It finally settled on merely observing that a balance should be struck between humanitarian concern for the community and the country's national security and economic interests.

The court was hearing a bunch of petitions, one filed by persons within the Rohingya community, against a proposed move to deport over 40,000 Rohingya refugees. A three-judge Bench, led by Chief Justice of India Dipak Misra, began by orally indicating that the government should not deport Rohingya “now”, but the government prevailed on the court to not pass any formal order, citing “international ramifications”. With this, the status quo continues even though the court gave the community liberty to approach it in …

India’s criminal wastage: over 10 million works under MGNREGA incomplete or abandoned (hindu)

In the last three and half years, the rate of work completion under the Mahatma Gandhi National Rural Employment Guarantee Act (MGNREGA) has drastically declined, leading to wastage of public money and leaving villages more prone to drought.
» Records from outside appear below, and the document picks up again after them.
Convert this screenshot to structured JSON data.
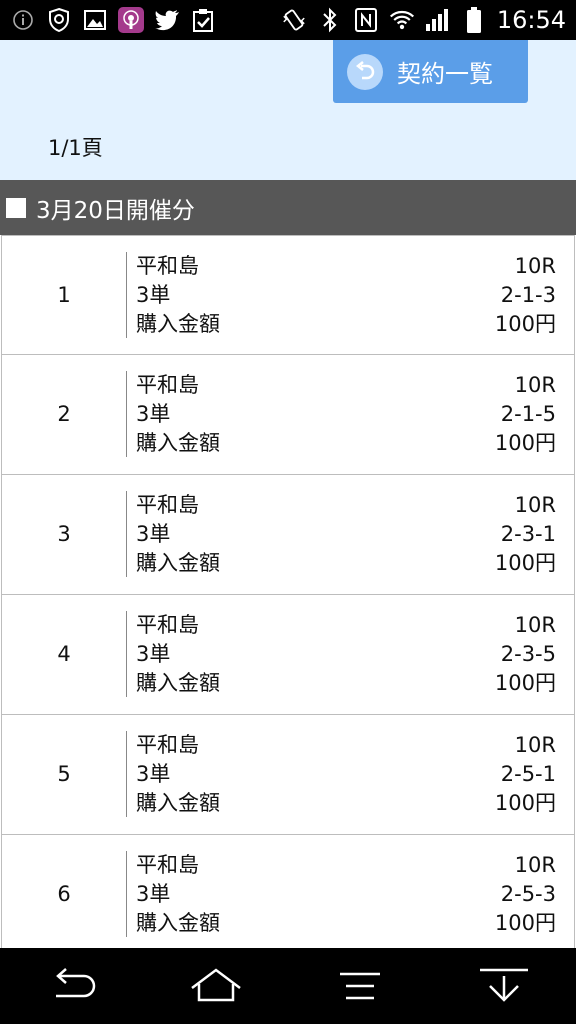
{
  "status_bar": {
    "time": "16:54",
    "left_icons": [
      "info-icon",
      "security-icon",
      "image-icon",
      "podcast-icon",
      "twitter-icon",
      "clipboard-icon"
    ],
    "right_icons": [
      "vibrate-icon",
      "bluetooth-icon",
      "nfc-icon",
      "wifi-icon",
      "signal-icon",
      "battery-icon"
    ]
  },
  "header": {
    "contract_button_label": "契約一覧",
    "pager": "1/1頁"
  },
  "section": {
    "title": "3月20日開催分"
  },
  "labels": {
    "venue_label": "平和島",
    "bet_type_label": "3単",
    "amount_label": "購入金額"
  },
  "rows": [
    {
      "number": "1",
      "venue": "平和島",
      "bet_type": "3単",
      "amount_label": "購入金額",
      "race": "10R",
      "combination": "2-1-3",
      "amount": "100円"
    },
    {
      "number": "2",
      "venue": "平和島",
      "bet_type": "3単",
      "amount_label": "購入金額",
      "race": "10R",
      "combination": "2-1-5",
      "amount": "100円"
    },
    {
      "number": "3",
      "venue": "平和島",
      "bet_type": "3単",
      "amount_label": "購入金額",
      "race": "10R",
      "combination": "2-3-1",
      "amount": "100円"
    },
    {
      "number": "4",
      "venue": "平和島",
      "bet_type": "3単",
      "amount_label": "購入金額",
      "race": "10R",
      "combination": "2-3-5",
      "amount": "100円"
    },
    {
      "number": "5",
      "venue": "平和島",
      "bet_type": "3単",
      "amount_label": "購入金額",
      "race": "10R",
      "combination": "2-5-1",
      "amount": "100円"
    },
    {
      "number": "6",
      "venue": "平和島",
      "bet_type": "3単",
      "amount_label": "購入金額",
      "race": "10R",
      "combination": "2-5-3",
      "amount": "100円"
    }
  ],
  "nav_bar": {
    "icons": [
      "back-icon",
      "home-icon",
      "menu-icon",
      "notification-pull-icon"
    ]
  },
  "colors": {
    "accent": "#5b9ee8",
    "header_bg": "#e3f2ff",
    "section_bg": "#575757"
  }
}
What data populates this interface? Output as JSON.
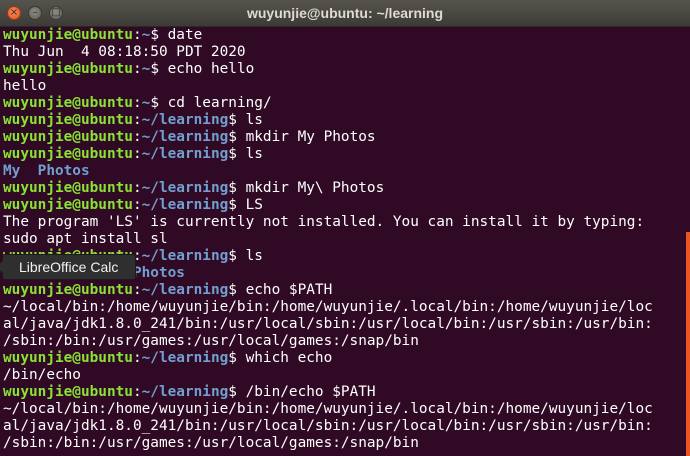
{
  "window": {
    "title": "wuyunjie@ubuntu: ~/learning",
    "close_glyph": "×",
    "minimize_glyph": "–",
    "maximize_glyph": "□"
  },
  "tooltip": {
    "text": "LibreOffice Calc"
  },
  "colors": {
    "background": "#300a24",
    "prompt_user": "#8ae234",
    "prompt_path": "#729fcf",
    "directory": "#729fcf",
    "scrollbar": "#e95420"
  },
  "prompt": {
    "user_host": "wuyunjie@ubuntu",
    "sep": ":",
    "home": "~",
    "learning": "~/learning",
    "dollar": "$ "
  },
  "terminal": {
    "lines": [
      {
        "type": "prompt",
        "path": "~",
        "cmd": "date"
      },
      {
        "type": "out",
        "text": "Thu Jun  4 08:18:50 PDT 2020"
      },
      {
        "type": "prompt",
        "path": "~",
        "cmd": "echo hello"
      },
      {
        "type": "out",
        "text": "hello"
      },
      {
        "type": "prompt",
        "path": "~",
        "cmd": "cd learning/"
      },
      {
        "type": "prompt",
        "path": "~/learning",
        "cmd": "ls"
      },
      {
        "type": "prompt",
        "path": "~/learning",
        "cmd": "mkdir My Photos"
      },
      {
        "type": "prompt",
        "path": "~/learning",
        "cmd": "ls"
      },
      {
        "type": "dir",
        "text": "My  Photos"
      },
      {
        "type": "prompt",
        "path": "~/learning",
        "cmd": "mkdir My\\ Photos"
      },
      {
        "type": "prompt",
        "path": "~/learning",
        "cmd": "LS"
      },
      {
        "type": "out",
        "text": "The program 'LS' is currently not installed. You can install it by typing:"
      },
      {
        "type": "out",
        "text": "sudo apt install sl"
      },
      {
        "type": "prompt",
        "path": "~/learning",
        "cmd": "ls"
      },
      {
        "type": "dir",
        "text": "My  My Photos  Photos"
      },
      {
        "type": "prompt",
        "path": "~/learning",
        "cmd": "echo $PATH"
      },
      {
        "type": "out",
        "text": "~/local/bin:/home/wuyunjie/bin:/home/wuyunjie/.local/bin:/home/wuyunjie/loc"
      },
      {
        "type": "out",
        "text": "al/java/jdk1.8.0_241/bin:/usr/local/sbin:/usr/local/bin:/usr/sbin:/usr/bin:"
      },
      {
        "type": "out",
        "text": "/sbin:/bin:/usr/games:/usr/local/games:/snap/bin"
      },
      {
        "type": "prompt",
        "path": "~/learning",
        "cmd": "which echo"
      },
      {
        "type": "out",
        "text": "/bin/echo"
      },
      {
        "type": "prompt",
        "path": "~/learning",
        "cmd": "/bin/echo $PATH"
      },
      {
        "type": "out",
        "text": "~/local/bin:/home/wuyunjie/bin:/home/wuyunjie/.local/bin:/home/wuyunjie/loc"
      },
      {
        "type": "out",
        "text": "al/java/jdk1.8.0_241/bin:/usr/local/sbin:/usr/local/bin:/usr/sbin:/usr/bin:"
      },
      {
        "type": "out",
        "text": "/sbin:/bin:/usr/games:/usr/local/games:/snap/bin"
      }
    ]
  }
}
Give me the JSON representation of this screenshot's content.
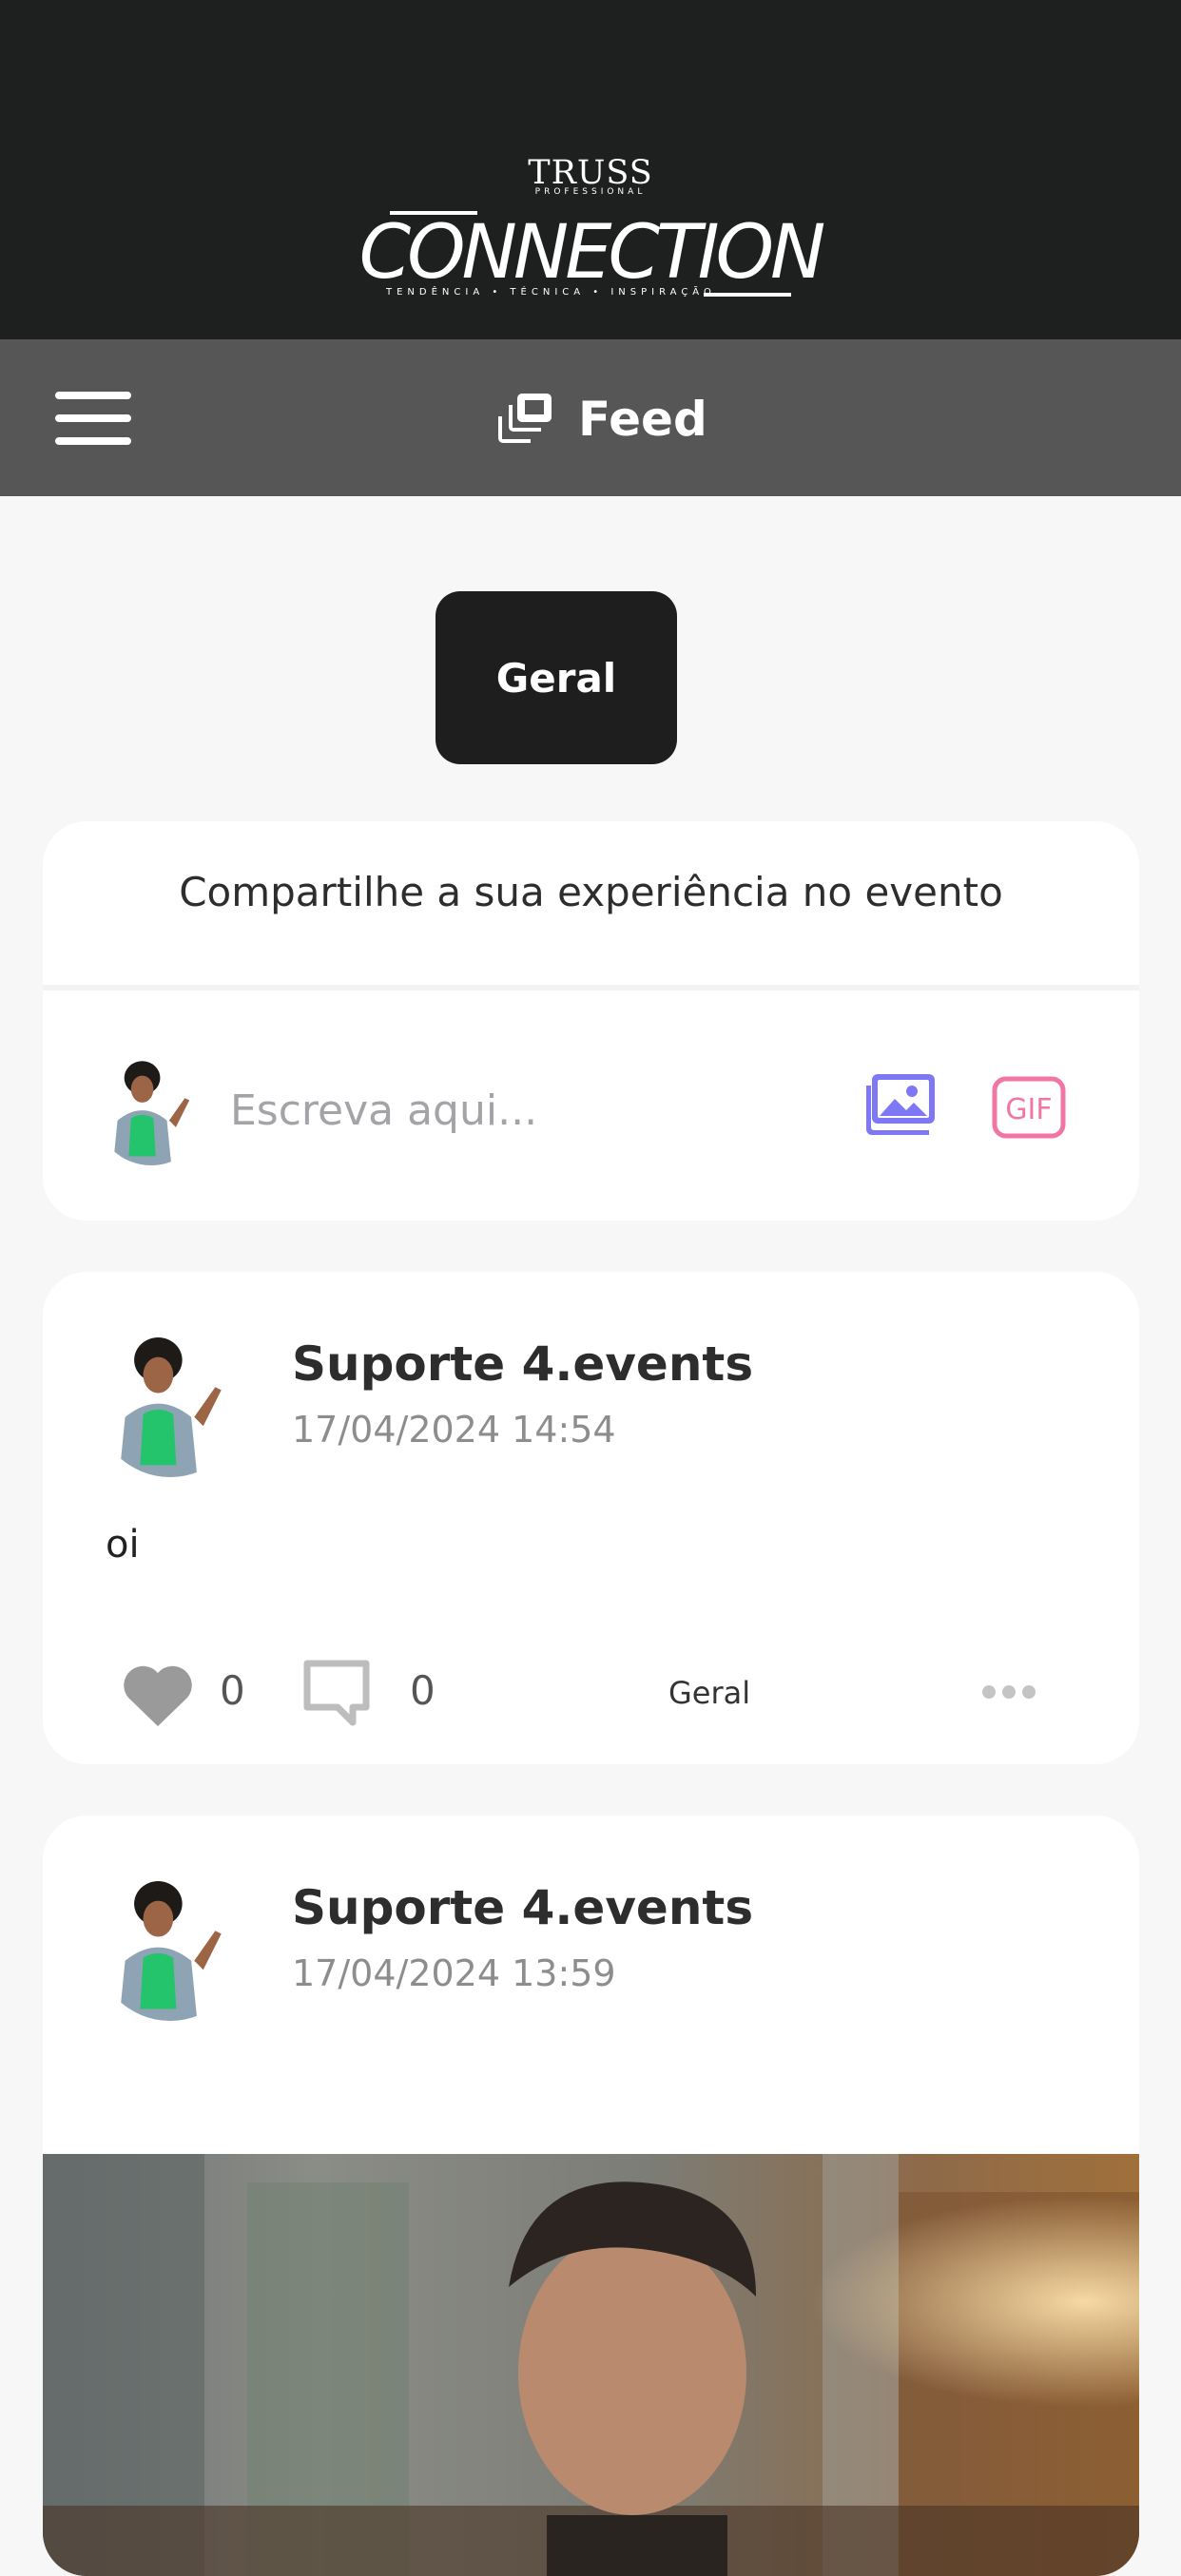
{
  "header": {
    "logo": {
      "brand": "TRUSS",
      "sub": "PROFESSIONAL",
      "title": "CONNECTION",
      "tagline": "TENDÊNCIA • TÉCNICA • INSPIRAÇÃO"
    }
  },
  "navbar": {
    "menu_icon": "hamburger-menu-icon",
    "title_icon": "stacked-cards-icon",
    "title": "Feed"
  },
  "filter": {
    "active_tab": "Geral"
  },
  "compose": {
    "title": "Compartilhe a sua experiência no evento",
    "placeholder": "Escreva aqui...",
    "image_icon": "image-gallery-icon",
    "gif_icon": "gif-icon",
    "image_icon_color": "#7f78f6",
    "gif_icon_color": "#f276a4"
  },
  "posts": [
    {
      "author": "Suporte 4.events",
      "date": "17/04/2024 14:54",
      "text": "oi",
      "likes": "0",
      "comments": "0",
      "category": "Geral"
    },
    {
      "author": "Suporte 4.events",
      "date": "17/04/2024 13:59"
    }
  ]
}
This could also be a reason for people moving out of the programme.

At a time when more than one-third of India’s districts are reeling under a drought-like situation due to deficit rainfall, here comes another bad news. The works started under the MGNREGA—close to 80 per cent related to water conservation, irrigation and land development—are increasingly not being completed or in practice, abandoned.

Going by the data (as on October 12) in the Ministry of Rural Development’s website, which tracks progress of MGNREGA through a comprehensive MIS, 10.4 million works have not been completed since April 2014. In the last three and half years, 39.7 million works were started under the programme. Going by the stipulation under the programme, close to 7…